Updated: Apr 28, 2020
For many people, even actors and stand-ups, just the idea of performing without a script can bring them out in a sweat. It therefore surprises a lot of people that I have Generalised Anxiety Disorder and still do improv comedy. Apparently I’ve been anxious since I was a child. But here's the really weird thing, improv doesn't give me anxiety.
I've even had doctors and therapists question me about how this is possible! But to me it's very straightforward. Improv and particularly improv rehearsals, rely on a lot of the same notions you hear in Cognitive Behavioural Therapy.
Having gone through several months of CBT in the past and discovered the benefits of it, I'm now studying to become CPD accredited in CBT and Physiotherapy. I believe that becoming more in tune with yourself and your body is key to a healthy mindset and communicating with others.
Here are six ways improv can help your anxiety and improve your mental health at work:
1. Being present
Mindfullness, meditation, staying in the moment, it's all the same thing. There's a theatre exercise called "Circles of Attention" which was developed by Stanislavski in the early 19th Century. Do you know it? Well if you've ever downloaded the mindfulness app Headspace, you've already done it!
While most art forms require you to be clear headed, improv depends upon you being fully in the moment. You need to be ready to take on anything that's thrown at you and not hold back. Being present is therefore the focus of improv warm-ups and ideal for getting you out of your head.
2. A guided safe space
We hear the term 'safe space' a lot but what does it mean? I like to put more of the responsibility on the coach, an independent figure who can mediate. So no one person takes over and no one lags behind - or slacks off leaving someone else to do the emotional lifting. When I look back at bad experiences in improv and business, I believe it's because the group lacked that guidance. If you're anxious, know that the coach is there to guide you and make sure everyone is having a good time.

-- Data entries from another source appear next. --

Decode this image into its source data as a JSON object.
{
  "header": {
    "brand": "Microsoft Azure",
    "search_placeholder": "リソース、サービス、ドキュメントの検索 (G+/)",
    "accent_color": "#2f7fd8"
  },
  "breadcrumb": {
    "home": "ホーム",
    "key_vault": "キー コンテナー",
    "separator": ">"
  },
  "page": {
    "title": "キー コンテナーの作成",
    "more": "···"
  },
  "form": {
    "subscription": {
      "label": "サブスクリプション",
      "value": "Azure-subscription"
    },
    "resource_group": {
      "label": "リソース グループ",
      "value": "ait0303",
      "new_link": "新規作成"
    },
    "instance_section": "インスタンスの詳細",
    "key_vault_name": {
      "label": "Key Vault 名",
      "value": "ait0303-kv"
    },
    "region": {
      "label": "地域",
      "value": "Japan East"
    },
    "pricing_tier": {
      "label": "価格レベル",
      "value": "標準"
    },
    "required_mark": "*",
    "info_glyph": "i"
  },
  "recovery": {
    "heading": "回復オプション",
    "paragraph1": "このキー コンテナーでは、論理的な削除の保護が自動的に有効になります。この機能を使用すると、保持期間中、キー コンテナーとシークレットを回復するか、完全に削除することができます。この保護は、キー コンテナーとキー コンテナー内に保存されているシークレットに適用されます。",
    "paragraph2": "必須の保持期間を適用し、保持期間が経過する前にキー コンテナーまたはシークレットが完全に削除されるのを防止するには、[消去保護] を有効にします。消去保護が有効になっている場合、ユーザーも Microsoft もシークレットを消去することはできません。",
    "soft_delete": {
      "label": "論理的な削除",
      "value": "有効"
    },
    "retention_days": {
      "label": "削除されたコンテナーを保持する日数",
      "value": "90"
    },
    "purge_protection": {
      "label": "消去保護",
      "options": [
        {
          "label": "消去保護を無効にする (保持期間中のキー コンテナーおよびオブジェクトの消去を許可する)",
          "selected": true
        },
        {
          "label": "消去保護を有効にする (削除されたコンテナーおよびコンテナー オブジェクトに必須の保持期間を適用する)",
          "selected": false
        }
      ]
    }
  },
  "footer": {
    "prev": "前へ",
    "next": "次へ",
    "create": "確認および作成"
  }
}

3. Room to fail
One of the biggest causes of anxiety is fear of failure. But we all know that you need to fail in order to learn, grow and ultimately succeed. In an improv workshop everyone is given permission to fail so that they can get our of their comfort zones and stretch themselves. I promise you it’s very liberating!
Once you‘ve let go of your fear of failure, you’ll find a lot of other obstacles start to fade. We often hold ourselves back because of assumptions we make, usually by exaggerating a problem or ruminating over past experiences. In improv rehearsals you learn how to move through discomfort and see situations for what they really are. It’s rarely a matter of life and death!
Everyone feels awkward and embarrassed sometimes but that’s all part of being human and improv helps you become comfortable with that realisation.
5. Part of a team
Sometimes it can feel like it’s you against the world and you can’t ask for help. But is that really the case? Improv rehearsals are all about building a strong group dynamic. Everyone works on the basis that if your team mate looks good, everyone looks good. A lot of this is also about asking for help, knowing when to call for support and learning from your colleagues.
6. Laughter is the best medicine
The final and most simple thing to remember is to have fun. There is nothing more magical than creating something out of nothing. Sharing a laugh with someone forges an incredible bond and even having a giggle at yourself will get the endorphins going. So join in, have a laugh and watch the stress melt away.
Before every workshop, I will take time to consult your team leader or HR manager so that the workshop will serve your needs. I am always open to being contacted and I'm very sensitive to any concerns you may have.
To find out more and book a consultation, please email me on firstname.lastname@example.org